Eddie slowly starves them … and Ron wants to remake them in his idealistic image … both while different, are not successful. I am long Macy’s.

My Answer

As usual, you provide a logical and humorous perspective. I could do this but would then have to eat crow before I want to or believe I have to.

His Response

Well-seasoned crow, if deboned carefully, is actually quite good … just ask some of the displaced JCP associates now on food stamps … we could do an Iron Chef event … the secret ingredient is …”crow” … chefs in the kitchen, Ackman, Johnson and you …could be fun and exciting and would be a good fundraiser for kids in need of school funds whose parents worked at JCP.

From Mr. or Ms. Strategy Expert

Never one to say “I told you so” … the Mike Francis story will keep your presses operating “over-time” and in my opinion (between us) the worst is yet to come … before ( if ) the storm clouds clear.

From Mr. or Ms. Thoughtful Assessment

Interesting with Francis out so quickly. S**t rolls downhill. Johnson had to have bought into the strategy or maybe even was an author. There was probably no value in having merchants report to him (and sourcing,  which he may have had also).

One could look at this as one bump in the road over a several year program, but I haven’t been as optimistic as you or Bill Pac-man (oops – Ackman), on Penney’s future.

I think Macy’s is doing such a good job at the level above Penney that I don’t see Penney capturing the more affluent or more fashion conscious  customer, and while Kohl’s has also hit some bumps, I don’t see them losing the value customer to Penney. Kohl’s also has the location advantage of the customer being able to park right near store, since they are not in malls.

The good thing about retail is you will never run out of stories for the Robin Report.

From Mr. or Ms. Doomsday

The problem is simple.  They’re not selling iPads and iPhones.  Amazing that the market didn’t grasp this at first.

It does take a lot of hubris to initially take the credit for the perceived brilliance of it all but then dump it on the fall guy.  But I guess thats what so many CEOs do.

I don’t know if anyone could have saved JCP, but this is accelerating their decline.  Quality vendors aren’t going to want to walk into this s**tshow.  But that’s the Catch-22 because a key part to the whole strategy is attracting new vendors.  With $3B in debt, and a large Cap Ex program required to implement the strategy, but no earnings, it could be terminal.

From Robin Lewis

I’ve heard everything from Francis is the fall guy to he had too many parts of the operation reporting to him, others that he has never been a merchant – only a marketer, and they really need a merchant, and so forth, and all of the above.

My opinion rests pretty much on what Ron Johnson said in their most recent analysts’ presentation – and again in his interview with WWD –  that they had done a poor job in educating their customer on the fair and square pricing strategy, thereby resulting in the “cold turkey” response of their “hooked on promotions” addicted customers; namely chasing after their “fix” wherever they can find it.

Whether or not the pricing strategy was cooked up by Johnson, Francis, or both, makes no difference.
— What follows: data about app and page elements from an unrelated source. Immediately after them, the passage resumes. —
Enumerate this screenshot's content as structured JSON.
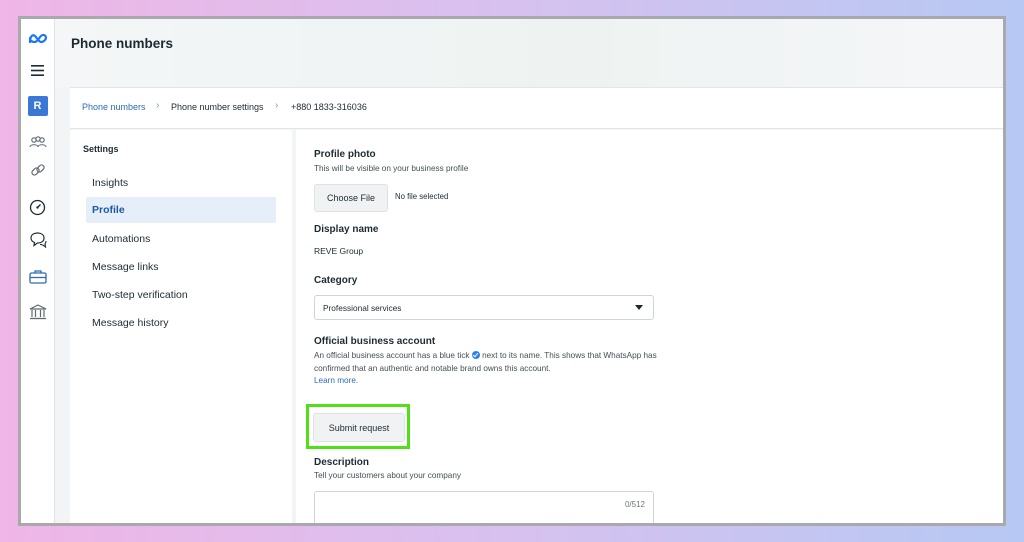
{
  "header": {
    "title": "Phone numbers"
  },
  "breadcrumb": [
    {
      "label": "Phone numbers"
    },
    {
      "label": "Phone number settings"
    },
    {
      "label": "+880 1833-316036"
    }
  ],
  "rail": {
    "avatar_letter": "R"
  },
  "settings": {
    "heading": "Settings",
    "items": [
      {
        "label": "Insights"
      },
      {
        "label": "Profile"
      },
      {
        "label": "Automations"
      },
      {
        "label": "Message links"
      },
      {
        "label": "Two-step verification"
      },
      {
        "label": "Message history"
      }
    ]
  },
  "profile": {
    "photo": {
      "title": "Profile photo",
      "subtitle": "This will be visible on your business profile",
      "choose_file": "Choose File",
      "no_file": "No file selected"
    },
    "display_name": {
      "title": "Display name",
      "value": "REVE Group"
    },
    "category": {
      "title": "Category",
      "value": "Professional services"
    },
    "official": {
      "title": "Official business account",
      "text_before": "An official business account has a blue tick",
      "text_after": "next to its name. This shows that WhatsApp has confirmed that an authentic and notable brand owns this account.",
      "learn_more": "Learn more.",
      "submit": "Submit request"
    },
    "description": {
      "title": "Description",
      "subtitle": "Tell your customers about your company",
      "counter": "0/512"
    }
  },
  "colors": {
    "accent": "#1c5aa6",
    "highlight": "#4fe01a",
    "verified": "#2f80ed"
  }
}
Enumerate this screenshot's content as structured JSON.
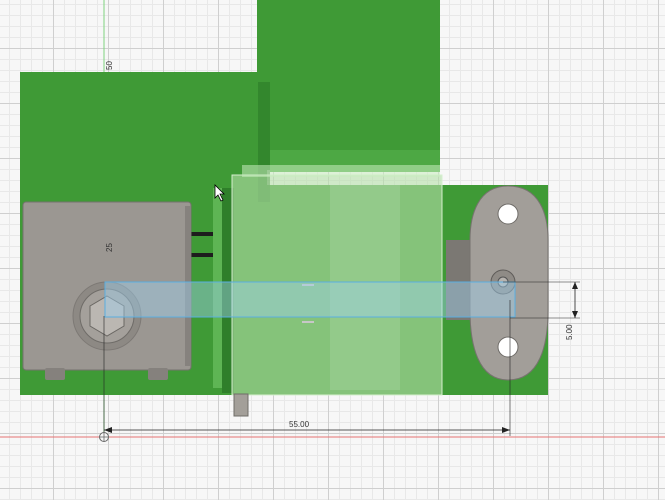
{
  "viewport": {
    "dimensions": {
      "vertical_top": "50",
      "vertical_mid": "25",
      "horizontal": "55.00",
      "offset": "5.00"
    }
  },
  "colors": {
    "green": "#3f9a36",
    "green_dark": "#2f7f2a",
    "green_light": "#88c878",
    "gray_block": "#9b9792",
    "gray_dark": "#6f6c68",
    "selection": "#9fd0ee",
    "axis_red": "#e57373",
    "axis_green": "#7fd37f"
  }
}
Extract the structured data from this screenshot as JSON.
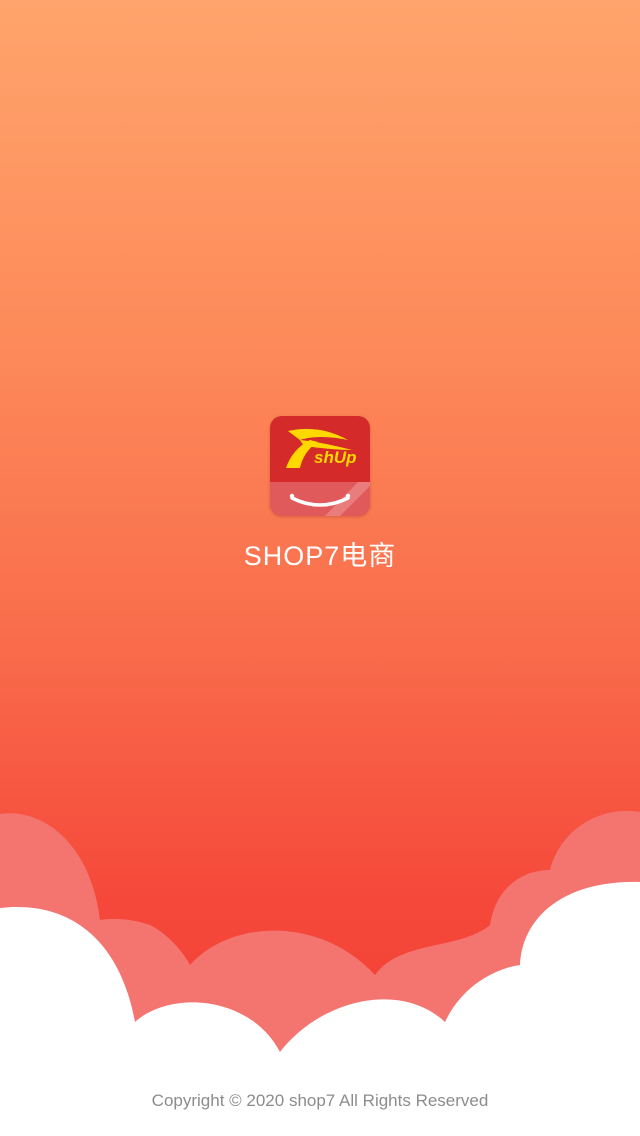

The marketing of the strategy is clearly the responsibility of the executive in charge of marketing. And, that would be Francis. And, that was also revealed inthe WWD article.

It also makes no sense to speculate whether or not Francis disagreed with any new strategy going forward. At the end of the day, the buck stops on the desk of the CEO. Johnson owns the grand vision. If it works, he owns the accolades. If it breaks, he owns the failure.

So, as he also acknowledged, this transformation would be long and hard with a lot of speed bumps. Francis leaving, likely because of a strategy implementation misstep, is just one of those bumps.

I’m still a believer.

Robin Lewis About Robin Lewis

Robin Lewis has over forty years of strategic operating and consulting experience in the retail and related consumer products industries. He has held executive positions at DuPont, VF Corporation, Women’s Wear Daily (WWD), and Goldman Sachs, among others, and has consulted for dozens of retail, consumer products and other companies. In addition to his role as CEO and Editorial Director of The Robin Report, he is a professor at the Graduate School of Professional Studies at The Fashion Institute of Technology.